"For me, 'Date Night' is Saturday Night.  I hope beef wellington is on the menu tonight!"
(This little black dress is borrowed from Shapeshifter Natalia.  The dress zips fine.  It actually fits the FR2 body better than the FR body.  Regardless of the body that wears it, the design prevents the arms from laying close to the body.  I was disappointed when I found this out because I had been wanting this dress for many years.)
"After an exhaustive night of dinner and dancing, I need my beauty rest before attending church."
(This is an original dress from Bogue's Vogue.   It fits very nicely.)
"After church, it's off to the farmer's market to shop for the week, an afternoon movie with friends, and some must needed casual, relaxing time for me."
(Urban Outfitting Nadja's NuFace slacks and sweater and look great on Eugenia.  Unfortunately the pants will not close in the back, so they are held together with a safety pin.  The sweater fits perfectly.)
I have decided that Touch of Frost is easily one of the best incarnations of Eugenia yet.  She looks great in many things.  Eugenia isn't usually produced in the Japan skin tone.  This makes her even more special.  The eye correction makes her perfection.

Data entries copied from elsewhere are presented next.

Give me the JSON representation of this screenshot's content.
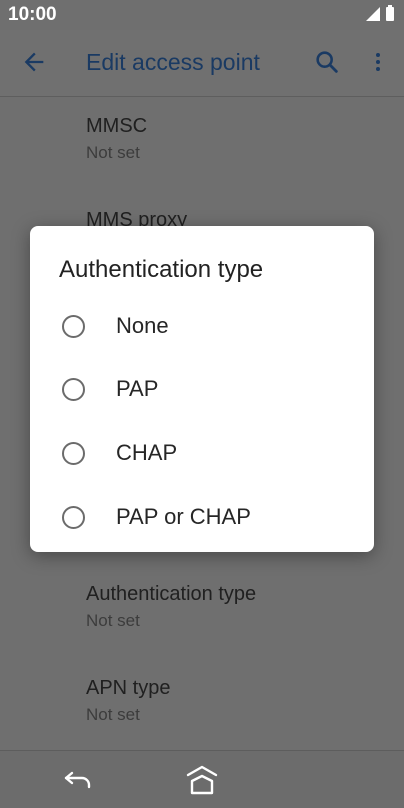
{
  "status_bar": {
    "time": "10:00",
    "icons": [
      "signal-icon",
      "battery-icon"
    ]
  },
  "app_bar": {
    "title": "Edit access point",
    "icons": [
      "back-arrow-icon",
      "search-icon",
      "more-vert-icon"
    ]
  },
  "background_list": {
    "items": [
      {
        "title": "MMSC",
        "summary": "Not set"
      },
      {
        "title": "MMS proxy",
        "summary": ""
      },
      {
        "title": "Authentication type",
        "summary": "Not set"
      },
      {
        "title": "APN type",
        "summary": "Not set"
      }
    ]
  },
  "dialog": {
    "title": "Authentication type",
    "options": [
      {
        "label": "None",
        "selected": false
      },
      {
        "label": "PAP",
        "selected": false
      },
      {
        "label": "CHAP",
        "selected": false
      },
      {
        "label": "PAP or CHAP",
        "selected": false
      }
    ]
  },
  "nav_bar": {
    "icons": [
      "nav-back-icon",
      "home-icon"
    ]
  },
  "colors": {
    "scrim": "#6f6f6f",
    "accent": "#1a3a63",
    "dialog_bg": "#ffffff"
  }
}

Saturday, August 2, 2014

Vintage Ginny?

I've had a couple friends who follow my blog and noticed all of the recent sales related to Vintage Vogue Ginny dolls.  I decided to share an earlier doll collecting passion of mine that started long before there were Fashion Royalty or Tonner dolls.

Like so many collectors, my roots go back to vintage Barbie.  She was the doll of my childhood.

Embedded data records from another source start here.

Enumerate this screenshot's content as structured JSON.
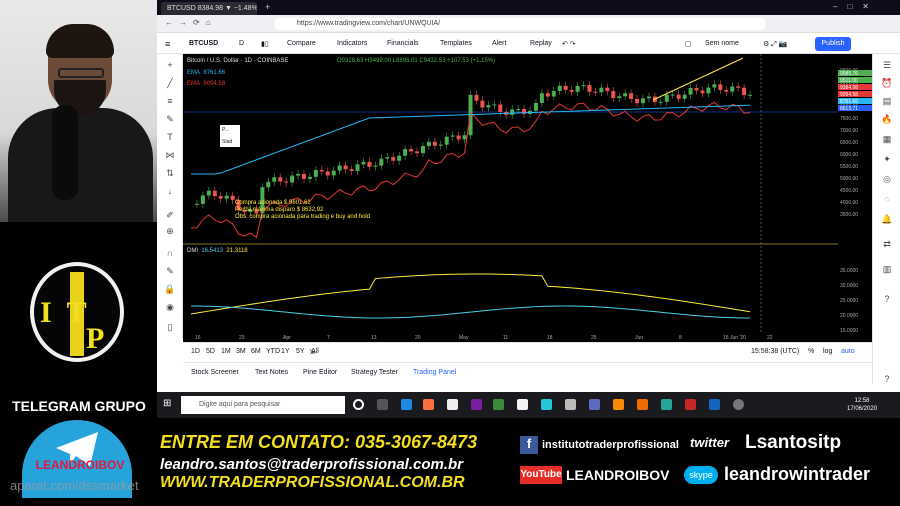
{
  "browser": {
    "tab_title": "BTCUSD 8384.98 ▼ −1.48% Se",
    "url": "https://www.tradingview.com/chart/UNWQUIA/"
  },
  "toolbar": {
    "symbol": "BTCUSD",
    "interval": "D",
    "compare": "Compare",
    "indicators": "Indicators",
    "financials": "Financials",
    "templates": "Templates",
    "alert": "Alert",
    "replay": "Replay",
    "layout": "Sem nome",
    "publish": "Publish"
  },
  "chart": {
    "legend_title": "Bitcoin / U.S. Dollar · 1D · COINBASE",
    "ohlc": "O9328.63 H9499.00 L8895.01 C9432.53 +107.53 (+1.15%)",
    "ema1_label": "EMA",
    "ema1_value": "8761.66",
    "ema2_label": "EMA",
    "ema2_value": "9094.58",
    "order_label_1": "P...",
    "order_label_2": "Stad",
    "annotation_1": "Compra acionada $ 9601,62",
    "annotation_2": "Perda máxima disparo $ 8632,92",
    "annotation_3": "Obs: compra acionada para trading e buy and hold",
    "dmi_label": "DMI",
    "dmi_value_1": "16.5413",
    "dmi_value_2": "21.3118",
    "price_ticks": [
      "9500.00",
      "9000.00",
      "8500.00",
      "8000.00",
      "7500.00",
      "7000.00",
      "6500.00",
      "6000.00",
      "5500.00",
      "5000.00",
      "4500.00",
      "4000.00",
      "3500.00"
    ],
    "price_tags": [
      "9985.76",
      "9511.00",
      "9384.98",
      "9094.58",
      "8761.66",
      "8613.71"
    ],
    "dmi_ticks": [
      "35.0000",
      "30.0000",
      "25.0000",
      "20.0000",
      "15.0000"
    ],
    "dates": [
      "16",
      "23",
      "Apr",
      "7",
      "13",
      "20",
      "May",
      "11",
      "18",
      "25",
      "Jun",
      "8",
      "15 Jun '20",
      "22"
    ],
    "colors": {
      "up": "#26a69a",
      "down": "#ef5350",
      "up_candle": "#4caf50",
      "ema_fast": "#e53935",
      "ema_slow": "#29b6f6",
      "dmi_a": "#ffeb3b",
      "dmi_b": "#4dd0e1"
    }
  },
  "bottom": {
    "ranges": [
      "1D",
      "5D",
      "1M",
      "3M",
      "6M",
      "YTD",
      "1Y",
      "5Y",
      "All"
    ],
    "time": "15:58:38 (UTC)",
    "pct": "%",
    "log": "log",
    "auto": "auto"
  },
  "panels": {
    "tab1": "Stock Screener",
    "tab2": "Text Notes",
    "tab3": "Pine Editor",
    "tab4": "Strategy Tester",
    "tab5": "Trading Panel"
  },
  "taskbar": {
    "search_placeholder": "Digite aqui para pesquisar",
    "time": "12:58",
    "date": "17/06/2020"
  },
  "overlay": {
    "telegram_title": "TELEGRAM GRUPO",
    "telegram_name": "LEANDROIBOV",
    "logo_letters": "ITP",
    "contact_line": "ENTRE EM CONTATO: 035-3067-8473",
    "email": "leandro.santos@traderprofissional.com.br",
    "site": "WWW.TRADERPROFISSIONAL.COM.BR",
    "facebook": "institutotraderprofissional",
    "twitter": "Lsantositp",
    "youtube": "LEANDROIBOV",
    "skype": "leandrowintrader",
    "watermark": "aparat.com/dssmarket"
  }
}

Shortly after my first marriage, I found another little charmer that stole my heart.  As many of my followers know, I teach elementary school.  It was only a matter of time before I found those little girl dolls that looked like the children who showed up daily in my classroom.

There is a truly interesting and fascinating story behind these dolls.  Like Ruth Handler was the founder of Mattel, Mrs. Jennie Graves created the "Vogue Ginny" doll.  She grew up sewing for her own dolls and turned her hobby into a career.   She started a "cottage industry" in Massachusetts in 1922.  She hired ladies to sew the clothing and assemble the production of the dolls in their homes,  returning the finished dolls for packaging and shipping to retailers across the U.S.   The first "Ginny" dolls (named after her own daughter, Virginia) had painted eyes and strung bodies.  They evolved into having sleep eyes and eventually into dolls that actually could walk as they are pushed along a flat surface.

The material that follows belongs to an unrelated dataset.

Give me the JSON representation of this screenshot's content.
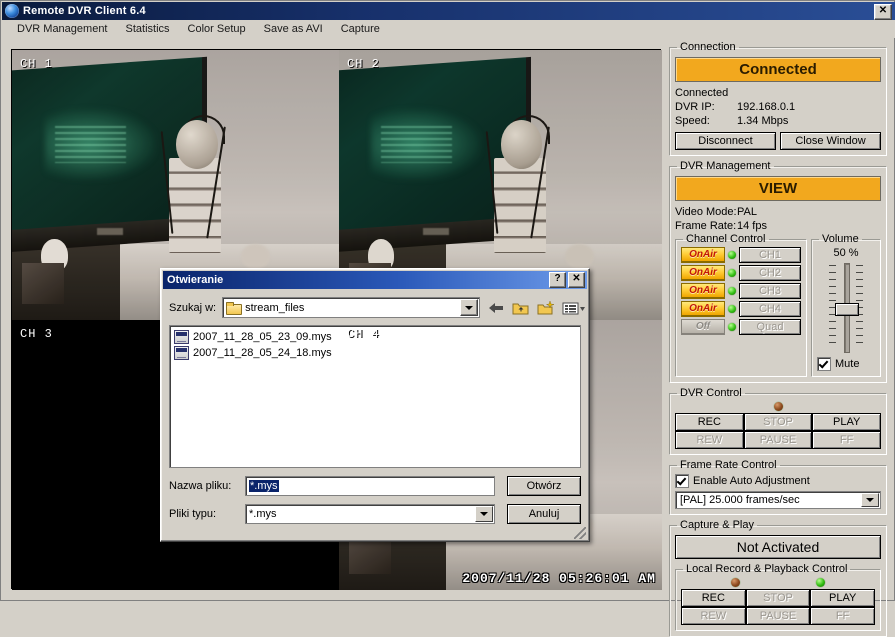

The dolls I collected are from the 1951-1954 time period.  I preferred the strung dolls with painted face-ups and sleep eyes.  Here is a small diorama photo from my collection.
I collected Ginny dolls for several years and acquired quite a few.  After my divorce, I sold several to help with my move into my own place.  I allowed myself to keep 25.  This is a 1951 Kindergarten Dawn that remains in my collection today.
These dolls were made with a great deal of attention to detail.   There are ribbons and laces, flowers and bows.   How could you resist them?  They were produced with wigs glued to their heads.  Most wigs were a "flip" style.  Some were lamb skin and looks like little tight curls.  Here is a 1951 Tina that I recently sold.
And some them had the cutest pigtails!  Like this 1953 Tina.
Although many of them had bows in their hair, there were some pretty gorgeous hats created for several outfits.  Here is a "Candy Dandy" from 1954.  How cute is that?  The shoes changed from "leatherette center snaps" to these rubber shoes in 1954.

Since my second marriage, these poor little dolls have remained boxed in a closet while I play with my latest passion - Fashion Royalty.  So, I sent them to live with new caregivers this summer.   Although I sold most of my collection, there were a handful that I couldn't bear to part with just yet.

Just like the effect on Vintage Barbie sales when Mattel started releasing their "reproduction" line, Vogue started a similar "reproduction" line of the Ginny's a few years ago.  The prices of these darling little dolls have fallen considerably.   However, as I get closer to retirement, I realize more and more that it's time to pass these to the next generation of collectors.